Vendor: Abingdon Press
Publication Date: 2000
|Dimensions: 8.50 X 5.50 (inches)|
One of the most crucial changes in North American life, Lyle E. Schaller explains, has been the shift from small to large institutions. Sixty years ago one-teacher, one-room schoolhouses still abounded, and the average number of students in all American schools was one hundred. Now new construction on elementary schools is often for facilities that will accommodate more than twelve hundred students, and average school size is over six hundred. Similar changes have happened in several other branches of American life. These changes, Schaller contends, mean that the rules have changed for everyone involved in organizational life.
Very large churchesmegachurcheswill increasingly come to embody the new rule-book for congregations. Extending their mission far beyond a single local neighborhood, they will draw large numbers of visitors, helping them move progressively from skeptics or seekers to believers to learners to disciples to apostles. The Very Large Church was written for those congregational leaders, both volunteer and paid staff, who recognize that their old rule-book is obsolete and who are eager to learn how to participate effectively in the very large church in a context that is defined by the culture, the societal context, clearly defined expectations, a theological belief system, a passion for evangelism, a high level of competence, creativity, innovation, and a new and different set of rules, rather than by local traditions, geographical boundaries, or yesterdays stereotypes.
Key Features: Focuses on issues in organization lifeSchallers strong suit Addresses a tendency that is growing today

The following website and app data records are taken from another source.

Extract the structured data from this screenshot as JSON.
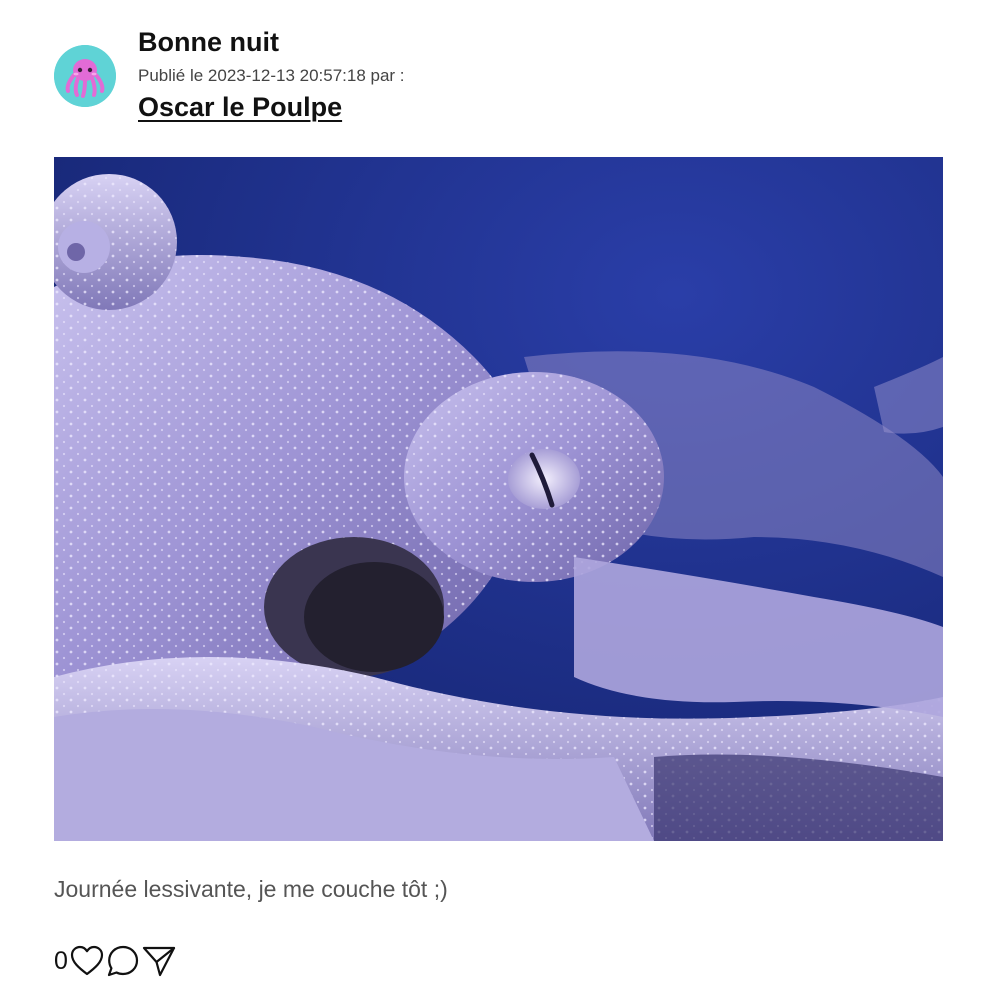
{
  "post": {
    "title": "Bonne nuit",
    "meta": "Publié le 2023-12-13 20:57:18 par :",
    "author": "Oscar le Poulpe",
    "caption": "Journée lessivante, je me couche tôt ;)",
    "like_count": "0"
  },
  "icons": {
    "avatar": "octopus-avatar-icon",
    "like": "heart-icon",
    "comment": "comment-bubble-icon",
    "share": "send-paper-plane-icon"
  },
  "colors": {
    "avatar_background": "#5fd3d6",
    "avatar_octopus": "#e26bd6",
    "image_background": "#1d2e86",
    "caption_text": "#555555"
  }
}
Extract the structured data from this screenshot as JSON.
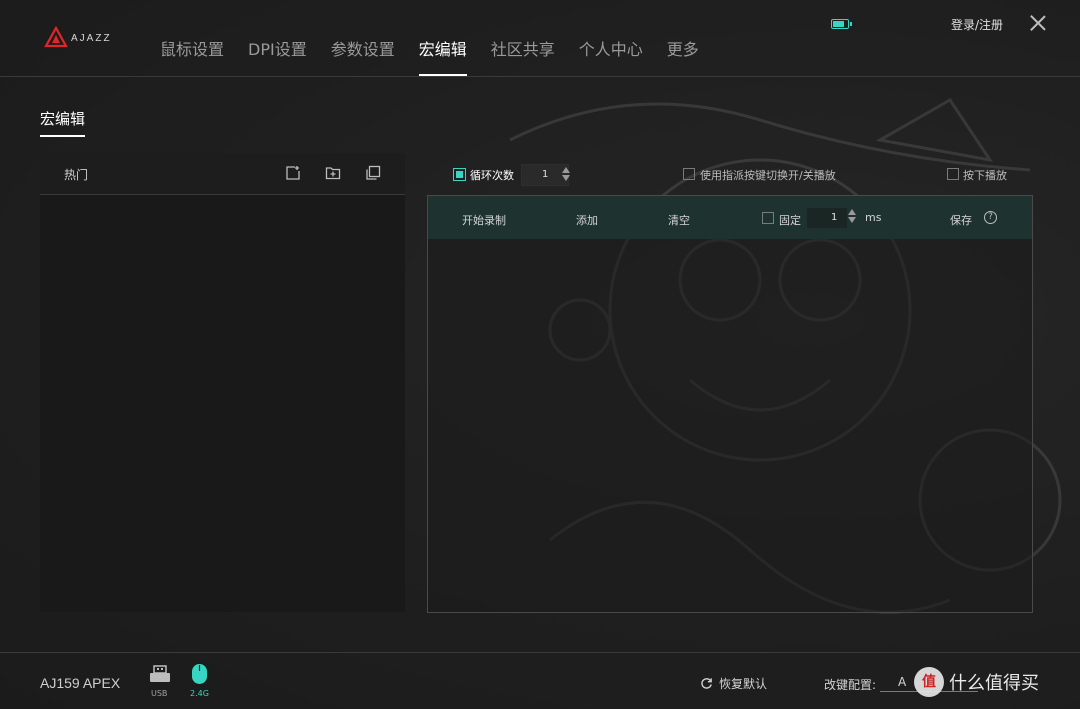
{
  "app": {
    "logo_text": "AJAZZ"
  },
  "nav": {
    "items": [
      "鼠标设置",
      "DPI设置",
      "参数设置",
      "宏编辑",
      "社区共享",
      "个人中心",
      "更多"
    ],
    "active_index": 3
  },
  "header": {
    "login_label": "登录/注册"
  },
  "page": {
    "section_title": "宏编辑"
  },
  "left_panel": {
    "title": "热门"
  },
  "loop": {
    "label": "循环次数",
    "count": "1",
    "checked": true
  },
  "options": {
    "toggle_play_label": "使用指派按键切换开/关播放",
    "press_play_label": "按下播放"
  },
  "toolbar": {
    "start_record": "开始录制",
    "add": "添加",
    "clear": "清空",
    "fixed_label": "固定",
    "fixed_value": "1",
    "unit": "ms",
    "save": "保存",
    "help_symbol": "?"
  },
  "footer": {
    "device_name": "AJ159 APEX",
    "usb_label": "USB",
    "wireless_label": "2.4G",
    "restore_label": "恢复默认",
    "keyconf_label": "改键配置:",
    "keyconf_value": "A",
    "watermark_badge": "值",
    "watermark_text": "什么值得买"
  },
  "colors": {
    "accent": "#36d6c3",
    "logo_red": "#e0262b",
    "toolbar_bg": "#1e3330"
  }
}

Key Benefits: Places the shift to large churches within the context of a cultural shift from small to large institutions Demonstrates how and why the old rule-book for organizational structure must change Helps church leaders understand how to make the transition to the megachurch culture while retaining Christian integrity